Fortunately, there are currently many more options for nutritious fare in domestic airports. Salads, wraps with whole grain tortillas, vegetarian pizzas, and soups featuring legumes such as white or black beans, split peas or lentils, are some of the healthier options. Several Mediterranean cafes and restaurants feature falafel, hummus, grilled fish and chicken entrees, and colorful salads bursting with fresh veggies.

Here are some highlights from my "healthier airport/airplane food options" research for domestic airports:

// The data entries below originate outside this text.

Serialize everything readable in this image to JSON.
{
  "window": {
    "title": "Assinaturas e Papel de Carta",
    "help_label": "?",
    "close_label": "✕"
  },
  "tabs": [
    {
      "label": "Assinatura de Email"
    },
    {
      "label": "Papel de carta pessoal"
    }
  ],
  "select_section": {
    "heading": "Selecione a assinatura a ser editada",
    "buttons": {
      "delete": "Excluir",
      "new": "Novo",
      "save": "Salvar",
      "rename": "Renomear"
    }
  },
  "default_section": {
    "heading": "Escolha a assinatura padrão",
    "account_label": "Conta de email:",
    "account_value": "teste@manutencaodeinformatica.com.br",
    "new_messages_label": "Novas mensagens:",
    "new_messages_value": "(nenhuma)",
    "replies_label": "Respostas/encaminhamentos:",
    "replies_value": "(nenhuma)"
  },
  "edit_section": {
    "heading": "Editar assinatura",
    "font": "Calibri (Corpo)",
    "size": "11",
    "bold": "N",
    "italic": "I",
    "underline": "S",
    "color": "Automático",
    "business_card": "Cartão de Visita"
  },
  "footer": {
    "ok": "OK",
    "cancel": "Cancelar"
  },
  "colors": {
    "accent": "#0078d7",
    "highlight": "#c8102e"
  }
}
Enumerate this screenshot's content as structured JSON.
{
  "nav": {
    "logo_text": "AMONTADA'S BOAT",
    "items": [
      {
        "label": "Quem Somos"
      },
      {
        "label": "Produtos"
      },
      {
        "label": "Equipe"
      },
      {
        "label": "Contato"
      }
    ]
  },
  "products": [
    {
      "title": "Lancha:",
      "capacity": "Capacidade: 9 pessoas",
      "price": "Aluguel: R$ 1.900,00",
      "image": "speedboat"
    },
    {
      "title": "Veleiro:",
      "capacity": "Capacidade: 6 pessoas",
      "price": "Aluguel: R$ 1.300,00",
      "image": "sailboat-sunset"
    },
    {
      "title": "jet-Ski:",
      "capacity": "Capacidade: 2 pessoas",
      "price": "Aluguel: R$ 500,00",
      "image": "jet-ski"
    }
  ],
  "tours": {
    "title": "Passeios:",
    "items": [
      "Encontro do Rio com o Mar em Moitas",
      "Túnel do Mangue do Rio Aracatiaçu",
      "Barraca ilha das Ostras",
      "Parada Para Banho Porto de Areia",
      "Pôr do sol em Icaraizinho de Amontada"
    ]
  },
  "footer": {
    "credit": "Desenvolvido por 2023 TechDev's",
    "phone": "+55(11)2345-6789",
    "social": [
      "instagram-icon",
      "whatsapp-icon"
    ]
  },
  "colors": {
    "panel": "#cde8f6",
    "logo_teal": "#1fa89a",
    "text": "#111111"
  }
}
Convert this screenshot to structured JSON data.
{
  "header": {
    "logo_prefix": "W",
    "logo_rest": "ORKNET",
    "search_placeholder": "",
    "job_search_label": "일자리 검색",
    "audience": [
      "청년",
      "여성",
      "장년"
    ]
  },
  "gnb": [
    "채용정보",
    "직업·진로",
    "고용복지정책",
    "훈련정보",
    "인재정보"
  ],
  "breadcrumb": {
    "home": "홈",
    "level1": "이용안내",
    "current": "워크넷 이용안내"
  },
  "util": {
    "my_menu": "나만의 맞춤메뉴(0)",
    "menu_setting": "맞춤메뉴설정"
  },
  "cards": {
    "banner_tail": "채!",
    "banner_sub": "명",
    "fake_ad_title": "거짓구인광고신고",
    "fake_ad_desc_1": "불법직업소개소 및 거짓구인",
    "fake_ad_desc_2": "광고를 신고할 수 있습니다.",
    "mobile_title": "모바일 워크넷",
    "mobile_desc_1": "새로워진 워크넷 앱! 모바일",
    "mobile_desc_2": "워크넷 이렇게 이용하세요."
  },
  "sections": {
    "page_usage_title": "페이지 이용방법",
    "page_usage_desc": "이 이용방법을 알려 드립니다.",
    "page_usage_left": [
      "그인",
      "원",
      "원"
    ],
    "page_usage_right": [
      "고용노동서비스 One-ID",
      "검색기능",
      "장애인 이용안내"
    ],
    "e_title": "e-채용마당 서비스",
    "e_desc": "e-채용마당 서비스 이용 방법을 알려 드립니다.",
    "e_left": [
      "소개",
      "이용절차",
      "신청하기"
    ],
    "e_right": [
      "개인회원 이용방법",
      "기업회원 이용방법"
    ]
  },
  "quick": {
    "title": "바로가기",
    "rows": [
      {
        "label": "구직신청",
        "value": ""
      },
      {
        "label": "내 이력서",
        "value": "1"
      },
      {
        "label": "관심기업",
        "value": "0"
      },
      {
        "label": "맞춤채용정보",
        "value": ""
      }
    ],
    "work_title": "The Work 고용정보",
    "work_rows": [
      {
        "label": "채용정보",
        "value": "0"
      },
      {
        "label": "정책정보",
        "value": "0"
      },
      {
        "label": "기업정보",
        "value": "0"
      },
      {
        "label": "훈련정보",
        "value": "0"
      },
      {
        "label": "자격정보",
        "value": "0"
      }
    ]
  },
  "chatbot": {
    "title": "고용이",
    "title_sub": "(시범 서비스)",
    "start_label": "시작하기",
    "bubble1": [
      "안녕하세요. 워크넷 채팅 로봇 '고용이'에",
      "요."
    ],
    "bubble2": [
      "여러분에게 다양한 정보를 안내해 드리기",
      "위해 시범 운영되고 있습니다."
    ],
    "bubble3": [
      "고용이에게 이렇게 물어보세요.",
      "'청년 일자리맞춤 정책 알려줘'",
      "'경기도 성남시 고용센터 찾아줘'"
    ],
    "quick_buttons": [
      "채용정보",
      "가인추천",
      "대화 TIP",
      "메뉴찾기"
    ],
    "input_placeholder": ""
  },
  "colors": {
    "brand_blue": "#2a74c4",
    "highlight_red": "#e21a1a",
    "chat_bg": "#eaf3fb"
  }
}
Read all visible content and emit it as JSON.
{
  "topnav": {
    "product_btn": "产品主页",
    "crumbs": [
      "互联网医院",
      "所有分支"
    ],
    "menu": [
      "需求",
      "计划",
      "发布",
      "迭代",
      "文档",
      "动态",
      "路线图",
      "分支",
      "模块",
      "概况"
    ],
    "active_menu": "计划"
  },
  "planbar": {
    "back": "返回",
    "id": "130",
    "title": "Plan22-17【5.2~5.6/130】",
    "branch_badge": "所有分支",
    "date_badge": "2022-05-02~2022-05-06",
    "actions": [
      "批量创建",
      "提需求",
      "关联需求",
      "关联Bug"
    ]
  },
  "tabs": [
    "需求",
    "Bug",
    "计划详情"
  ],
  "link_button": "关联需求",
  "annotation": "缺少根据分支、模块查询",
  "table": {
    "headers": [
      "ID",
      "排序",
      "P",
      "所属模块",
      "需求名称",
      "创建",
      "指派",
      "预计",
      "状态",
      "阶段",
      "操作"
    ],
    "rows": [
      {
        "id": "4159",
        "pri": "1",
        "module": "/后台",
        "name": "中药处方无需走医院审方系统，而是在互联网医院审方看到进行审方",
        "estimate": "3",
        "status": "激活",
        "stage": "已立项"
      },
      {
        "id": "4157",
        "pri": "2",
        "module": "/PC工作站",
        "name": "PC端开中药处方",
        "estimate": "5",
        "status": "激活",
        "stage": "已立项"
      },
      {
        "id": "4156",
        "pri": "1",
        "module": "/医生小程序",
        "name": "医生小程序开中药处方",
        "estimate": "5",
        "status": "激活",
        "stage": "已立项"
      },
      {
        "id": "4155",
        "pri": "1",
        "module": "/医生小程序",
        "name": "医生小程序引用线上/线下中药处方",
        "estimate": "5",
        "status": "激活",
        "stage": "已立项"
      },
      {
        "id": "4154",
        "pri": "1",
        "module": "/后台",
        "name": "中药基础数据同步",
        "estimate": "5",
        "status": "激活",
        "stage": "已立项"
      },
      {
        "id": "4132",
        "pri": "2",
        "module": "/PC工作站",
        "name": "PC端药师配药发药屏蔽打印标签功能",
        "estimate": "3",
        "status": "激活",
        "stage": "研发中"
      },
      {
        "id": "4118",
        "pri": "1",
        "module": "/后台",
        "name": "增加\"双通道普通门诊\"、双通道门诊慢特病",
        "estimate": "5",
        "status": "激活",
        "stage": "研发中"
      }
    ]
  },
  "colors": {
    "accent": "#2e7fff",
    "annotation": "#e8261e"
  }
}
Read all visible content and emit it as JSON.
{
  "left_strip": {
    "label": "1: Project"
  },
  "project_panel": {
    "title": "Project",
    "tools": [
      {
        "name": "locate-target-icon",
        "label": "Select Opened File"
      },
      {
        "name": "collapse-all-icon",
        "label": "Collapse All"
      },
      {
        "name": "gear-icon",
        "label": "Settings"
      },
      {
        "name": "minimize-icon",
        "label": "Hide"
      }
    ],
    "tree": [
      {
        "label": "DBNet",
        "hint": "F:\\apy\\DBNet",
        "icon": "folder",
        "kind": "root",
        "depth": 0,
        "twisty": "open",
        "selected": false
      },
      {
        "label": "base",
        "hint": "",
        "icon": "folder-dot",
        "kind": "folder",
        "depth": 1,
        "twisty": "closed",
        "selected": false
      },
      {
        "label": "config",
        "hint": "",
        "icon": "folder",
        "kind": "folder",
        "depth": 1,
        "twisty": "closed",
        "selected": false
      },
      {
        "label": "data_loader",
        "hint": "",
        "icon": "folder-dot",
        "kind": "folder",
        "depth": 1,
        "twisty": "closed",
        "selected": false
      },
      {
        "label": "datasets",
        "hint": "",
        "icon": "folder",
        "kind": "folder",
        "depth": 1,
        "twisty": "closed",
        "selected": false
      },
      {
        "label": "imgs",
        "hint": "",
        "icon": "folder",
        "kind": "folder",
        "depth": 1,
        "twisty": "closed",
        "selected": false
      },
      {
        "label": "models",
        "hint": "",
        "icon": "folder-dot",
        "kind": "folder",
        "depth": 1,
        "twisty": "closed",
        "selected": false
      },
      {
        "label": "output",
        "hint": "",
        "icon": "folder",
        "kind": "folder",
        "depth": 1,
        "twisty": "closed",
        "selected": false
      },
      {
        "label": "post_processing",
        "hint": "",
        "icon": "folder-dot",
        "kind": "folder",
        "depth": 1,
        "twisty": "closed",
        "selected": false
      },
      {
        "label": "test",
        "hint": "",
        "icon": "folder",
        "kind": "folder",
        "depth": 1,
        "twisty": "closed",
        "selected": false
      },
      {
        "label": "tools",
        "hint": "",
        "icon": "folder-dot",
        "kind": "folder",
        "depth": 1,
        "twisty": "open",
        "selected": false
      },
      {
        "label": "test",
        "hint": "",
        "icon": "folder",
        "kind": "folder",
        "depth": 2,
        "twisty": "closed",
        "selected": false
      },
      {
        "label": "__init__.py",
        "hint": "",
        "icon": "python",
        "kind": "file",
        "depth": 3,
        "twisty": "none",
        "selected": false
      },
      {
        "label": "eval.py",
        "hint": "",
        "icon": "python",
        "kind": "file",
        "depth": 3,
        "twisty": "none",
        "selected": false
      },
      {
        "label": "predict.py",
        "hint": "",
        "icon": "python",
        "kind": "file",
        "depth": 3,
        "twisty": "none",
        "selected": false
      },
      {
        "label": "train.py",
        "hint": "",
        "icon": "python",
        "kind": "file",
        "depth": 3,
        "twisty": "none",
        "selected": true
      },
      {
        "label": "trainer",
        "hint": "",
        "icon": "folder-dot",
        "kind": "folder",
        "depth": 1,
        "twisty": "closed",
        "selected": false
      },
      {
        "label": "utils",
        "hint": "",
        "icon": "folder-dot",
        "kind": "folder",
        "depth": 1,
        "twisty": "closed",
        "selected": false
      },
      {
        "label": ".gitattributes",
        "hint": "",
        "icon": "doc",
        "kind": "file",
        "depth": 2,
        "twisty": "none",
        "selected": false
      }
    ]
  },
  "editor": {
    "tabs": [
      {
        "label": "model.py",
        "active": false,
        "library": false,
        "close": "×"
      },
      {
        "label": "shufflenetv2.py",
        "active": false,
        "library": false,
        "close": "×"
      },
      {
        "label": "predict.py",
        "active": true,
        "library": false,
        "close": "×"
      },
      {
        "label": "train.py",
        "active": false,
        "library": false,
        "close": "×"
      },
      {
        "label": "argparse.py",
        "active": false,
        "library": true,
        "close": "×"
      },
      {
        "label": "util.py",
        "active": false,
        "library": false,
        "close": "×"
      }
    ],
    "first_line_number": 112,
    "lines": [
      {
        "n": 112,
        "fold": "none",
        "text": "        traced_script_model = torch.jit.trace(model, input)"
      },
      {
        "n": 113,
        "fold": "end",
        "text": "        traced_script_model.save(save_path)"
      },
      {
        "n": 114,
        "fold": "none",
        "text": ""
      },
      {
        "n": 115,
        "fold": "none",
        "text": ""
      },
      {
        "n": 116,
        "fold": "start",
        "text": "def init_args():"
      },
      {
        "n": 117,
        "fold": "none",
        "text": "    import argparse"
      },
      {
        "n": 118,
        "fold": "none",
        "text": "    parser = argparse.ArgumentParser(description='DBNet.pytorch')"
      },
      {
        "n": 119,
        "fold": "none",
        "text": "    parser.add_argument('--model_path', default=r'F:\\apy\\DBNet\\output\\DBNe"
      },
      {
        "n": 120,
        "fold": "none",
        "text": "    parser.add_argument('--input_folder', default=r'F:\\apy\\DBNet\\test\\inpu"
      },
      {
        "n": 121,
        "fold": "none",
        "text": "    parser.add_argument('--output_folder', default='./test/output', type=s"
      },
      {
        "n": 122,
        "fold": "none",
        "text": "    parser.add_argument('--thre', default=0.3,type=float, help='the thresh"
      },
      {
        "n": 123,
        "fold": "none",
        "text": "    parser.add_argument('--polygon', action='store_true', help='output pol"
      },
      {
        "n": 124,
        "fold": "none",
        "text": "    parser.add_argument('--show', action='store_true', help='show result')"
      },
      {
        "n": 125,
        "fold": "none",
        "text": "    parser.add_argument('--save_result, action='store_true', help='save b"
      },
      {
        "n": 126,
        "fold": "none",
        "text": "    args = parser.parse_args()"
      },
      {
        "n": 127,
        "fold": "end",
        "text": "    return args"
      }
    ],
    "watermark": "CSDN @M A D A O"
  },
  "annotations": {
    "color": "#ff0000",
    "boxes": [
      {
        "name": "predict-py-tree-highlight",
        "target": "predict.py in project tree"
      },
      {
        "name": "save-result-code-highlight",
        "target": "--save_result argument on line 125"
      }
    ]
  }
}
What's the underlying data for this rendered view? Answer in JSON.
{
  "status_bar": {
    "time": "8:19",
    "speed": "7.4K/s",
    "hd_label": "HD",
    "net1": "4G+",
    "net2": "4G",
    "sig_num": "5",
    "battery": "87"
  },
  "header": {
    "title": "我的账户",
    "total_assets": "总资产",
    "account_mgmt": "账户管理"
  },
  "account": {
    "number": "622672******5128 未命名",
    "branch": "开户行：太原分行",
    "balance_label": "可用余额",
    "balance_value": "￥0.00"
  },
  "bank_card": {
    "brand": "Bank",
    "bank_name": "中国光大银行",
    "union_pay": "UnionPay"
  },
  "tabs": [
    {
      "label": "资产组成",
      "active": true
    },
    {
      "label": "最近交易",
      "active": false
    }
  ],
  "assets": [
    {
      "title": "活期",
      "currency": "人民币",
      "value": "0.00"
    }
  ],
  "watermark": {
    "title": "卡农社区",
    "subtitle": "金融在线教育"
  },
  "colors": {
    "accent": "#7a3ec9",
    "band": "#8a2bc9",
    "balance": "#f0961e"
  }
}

  • "Fresh Mexican" restaurants including Qdoba, Chipolte Grill, and Chicago O'Hare's Torta stand features Rick Bayless Mexican dishes. Lighter fare with grilled fish, chicken and lean meats, whole beans, assorted fresh salsas and corn or whole wheat tortillas boost the dietary fiber.
  • Oatmeal is an option at restaurants such as Starbucks, Au Bon Pain and Jamba Juice.
  • "Real Food" in Houston, "360 Gourmet" in Las Vegas and Dallas/Fort Worth, "Nature's Table Bistro" in Orlando, and Hamachi Sushi in Newark all received kudos for their healthier vegetarian options in a recent survey conducted by the Physicians Committee for Responsible Medicine.
  • Alaska Airlines got a thumbs-up from several friends who enjoy their fresh fruit and cheese plate or their vegan and gluten-free choices including dried apricots and Endangered Species dark chocolate.
  • Standard fast food restaurants now include salads, vegetarian entrees or soups, yogurt and fresh fruit alongside the usual high-fat, greasy offerings.

If your travel plans include a significant layover at an airport you can go online ahead of time and see what is available for healthier options. Remember...good nutrition can fuel your adventure long before you arrive.

Here's a WebMD article with some good tips too!

You Might Also Be Interested in


Altitude and iron – will a supplement help me?

Heather Fullerton, MD9/27/2022


Trail Mix: Fad Diets

Mary Ryan, MS, RD, CEDRD, LD6/6/2016

Examining how to work popular diets into your travel...


Trail Mix: Foods to Keep You Warm on the Trail

Stacie Wing-Gaia PhD, RD, CSSD11/29/2015

How well we do in the cold is greatly influenced by our nutrition status...


Trail Mix: DIY Meals in a Bag

Mary Ryan, MS, RDN, CEDRD, LD1/28/2015

Even the most seasoned backcountry adventurers welcome a "meal-in-a-bag" or "Just Add Water" option...